Dragonball, lo-fi and Starbucks

One of my favorite places in Milan is Starbucks Reserve. It’s not a normal Starbucks but a mix between a coffee shop and a roastery where you can drink a first-rate coffee blend. It is not the kind of place that I would have discovered on my own, and for this I have to thank my job that allowed me to write a story about it. And if there is one thing I love to mix with my coffee, that’s lo-fi. Holding a steaming cup of coffee in my hands while listening to lo-fi playlists is a ritual I indulge in every Sunday. It would be heaven on earth if it wasn’t for all the customers, but meeting lots of people is quite a high risk in Starbucks. It would be like complaining about the queue at McDonald’s.

On this particular day, with headphones ringing out the remixed openings of Dragonball in the Japanese version, I think back to my childhood and how similar I was to Goku as a kid: thoughtless, cheerful, combative, full of energy and stupid.
I can’t help but think that something must have gone wrong. I don’t have a bad life. I’d even be on the verge of saying that I like the life I’ve created for myself.
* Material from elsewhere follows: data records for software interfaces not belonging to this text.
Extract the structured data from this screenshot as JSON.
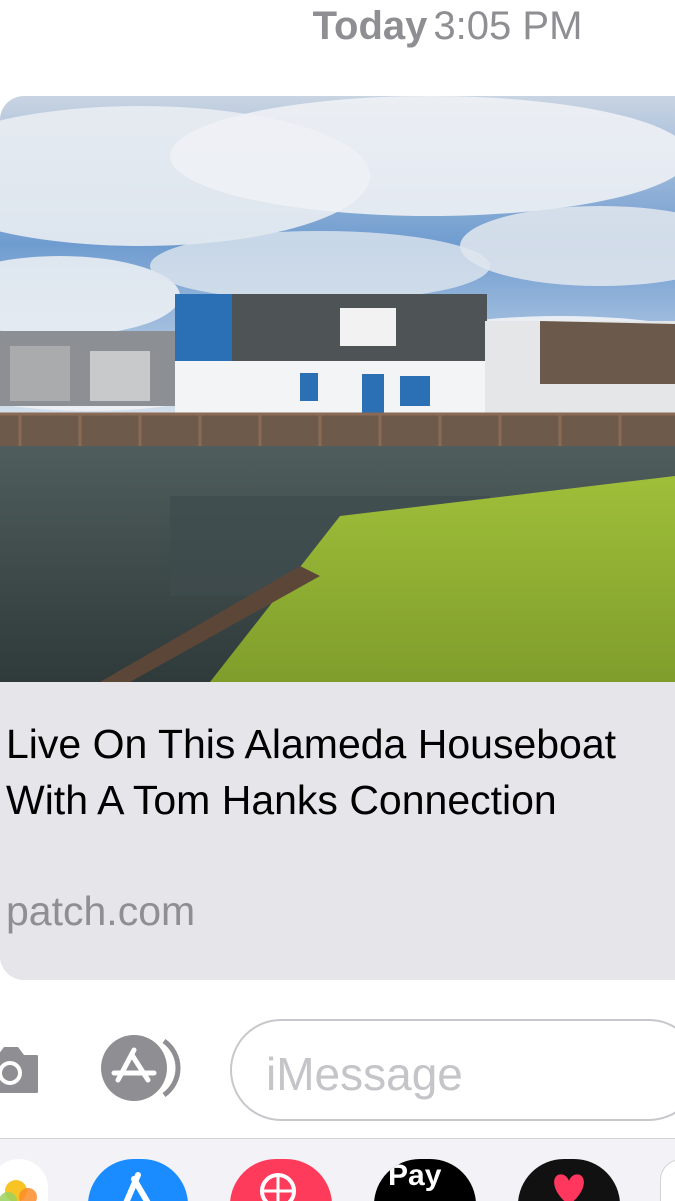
{
  "header": {
    "day": "Today",
    "time": "3:05 PM"
  },
  "link_preview": {
    "title": "Live On This Alameda Houseboat With A Tom Hanks Connection",
    "domain": "patch.com",
    "image": "houseboat-photo"
  },
  "compose": {
    "placeholder": "iMessage",
    "camera_icon": "camera-icon",
    "apps_icon": "app-store-icon"
  },
  "app_drawer": {
    "apps": [
      {
        "icon": "photos-icon"
      },
      {
        "icon": "app-store-icon"
      },
      {
        "icon": "images-search-icon"
      },
      {
        "icon": "apple-pay-icon",
        "label": "Pay"
      },
      {
        "icon": "digital-touch-icon"
      }
    ]
  },
  "colors": {
    "bubble_gray": "#e5e5ea",
    "secondary_text": "#8e8e93",
    "app_store_blue": "#1a8cff",
    "images_red": "#ff3b5c"
  }
}
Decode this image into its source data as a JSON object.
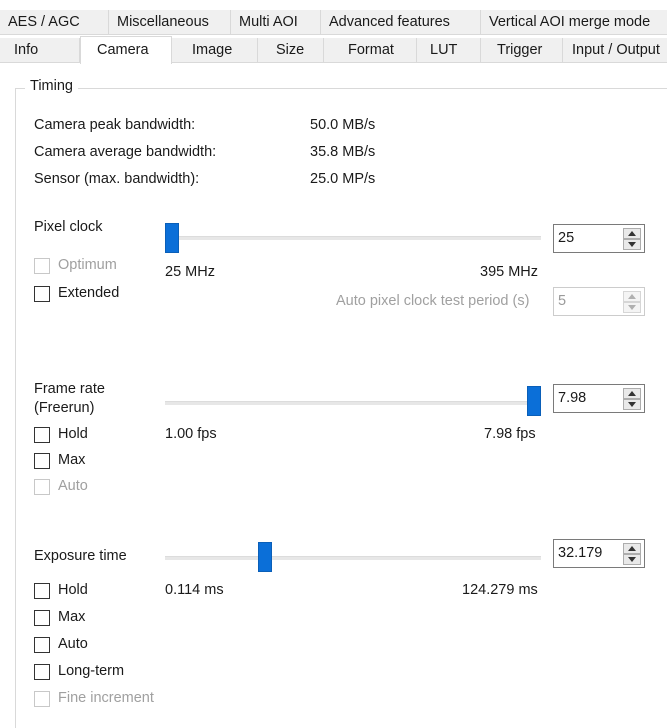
{
  "tabs_row1": [
    {
      "label": "AES / AGC"
    },
    {
      "label": "Miscellaneous"
    },
    {
      "label": "Multi AOI"
    },
    {
      "label": "Advanced features"
    },
    {
      "label": "Vertical AOI merge mode"
    }
  ],
  "tabs_row2": [
    {
      "label": "Info"
    },
    {
      "label": "Camera",
      "active": true
    },
    {
      "label": "Image"
    },
    {
      "label": "Size"
    },
    {
      "label": "Format"
    },
    {
      "label": "LUT"
    },
    {
      "label": "Trigger"
    },
    {
      "label": "Input / Output"
    }
  ],
  "timing": {
    "title": "Timing",
    "stats": [
      {
        "label": "Camera peak bandwidth:",
        "value": "50.0 MB/s"
      },
      {
        "label": "Camera average bandwidth:",
        "value": "35.8 MB/s"
      },
      {
        "label": "Sensor (max. bandwidth):",
        "value": "25.0 MP/s"
      }
    ]
  },
  "pixel_clock": {
    "label": "Pixel clock",
    "min_label": "25 MHz",
    "max_label": "395 MHz",
    "min": 25,
    "max": 395,
    "value": 25,
    "spin_value": "25",
    "checkboxes": [
      {
        "label": "Optimum",
        "checked": false,
        "disabled": true
      },
      {
        "label": "Extended",
        "checked": false,
        "disabled": false
      }
    ],
    "test_period_label": "Auto pixel clock test period (s)",
    "test_period_value": "5"
  },
  "frame_rate": {
    "label_line1": "Frame rate",
    "label_line2": "(Freerun)",
    "min_label": "1.00 fps",
    "max_label": "7.98 fps",
    "min": 1.0,
    "max": 7.98,
    "value": 7.98,
    "spin_value": "7.98",
    "checkboxes": [
      {
        "label": "Hold",
        "checked": false,
        "disabled": false
      },
      {
        "label": "Max",
        "checked": false,
        "disabled": false
      },
      {
        "label": "Auto",
        "checked": false,
        "disabled": true
      }
    ]
  },
  "exposure": {
    "label": "Exposure time",
    "min_label": "0.114 ms",
    "max_label": "124.279 ms",
    "min": 0.114,
    "max": 124.279,
    "value": 32.179,
    "spin_value": "32.179",
    "checkboxes": [
      {
        "label": "Hold",
        "checked": false,
        "disabled": false
      },
      {
        "label": "Max",
        "checked": false,
        "disabled": false
      },
      {
        "label": "Auto",
        "checked": false,
        "disabled": false
      },
      {
        "label": "Long-term",
        "checked": false,
        "disabled": false
      },
      {
        "label": "Fine increment",
        "checked": false,
        "disabled": true
      }
    ]
  },
  "colors": {
    "accent": "#0b6fd8",
    "tab_bg": "#f0f0f0",
    "disabled_text": "#a0a0a0"
  }
}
Still, I can’t stop feeling like I’m living below my potential: I had something as a kid that, trauma after trauma, mixed with loneliness, may never come back.

I have tried many things: boxing, working hard like Elon Musk (or at least pretending), cultivating hobbies, friendships, relationships and so on. I’ve really put a lot of effort into this kind of stuff (even now all these activities take up a large part of my time) and my life has improved exponentially.

But this feeling still remains. Skipping even a workout, neglecting even for an hour my projects and small set backs that happen from time to time inevitably lead me to remember bad moments in my life that I could have avoided if I had been just a little stronger and smarte. I wonder how much more I can punish myslef for the mistakes I made in high school. It’s now been 8 years and I still use that stuff for motivation. It makes me survive but, at the same time, it consumes me. I am more present in the past than in the present (haha).

This brings me back to a quote from Godor, blacksmith of Berserk: “Hate is one of those places where people who can’t face sadness seek comfort. Seeking revenge is like sharpening a blade rusted by blood by immersing it in a pool of blood. To mend the blade of your heart rusted by sadness, you’re sinking it in blood. But the more you sharpen it, the more it rusts. And the more it rusts, the more you sharpen it. In the end, you’ll be left with just a handful of rust.”

I have no hatred and certainly I have no desire for revenge but I still feel that reliving those memories every day is rusting me. Maybe I think they motivate me but, probably, they are just slowly wearing me down. In a way, I am grateful I had those negative experiences. I am convinced that those who have seen the negative side of life can also be able to see the most beautiful one. However, this requires a lot of work, commitment and even a certain amount of delusion.

It’s one of the reasons I’ve always liked Goku: he always believes he can defeat the next opponent no matter what. He certainly isn’t gifted with intelligence and sometimes he should have run away (fortunately there are dragon balls) but his stubbornness led him to literally become a God. It is no coincidence that many shonen protagonists are so incompetent at the beginning ( Naruto, Luffy) are built on this model: they are essentially losers with a heart of gold united by the desire to become stronger and stronger. It wouldn’t be bad if I were more like them. However, as I said before, my life has improved over the years and this, in itself, is a small victory.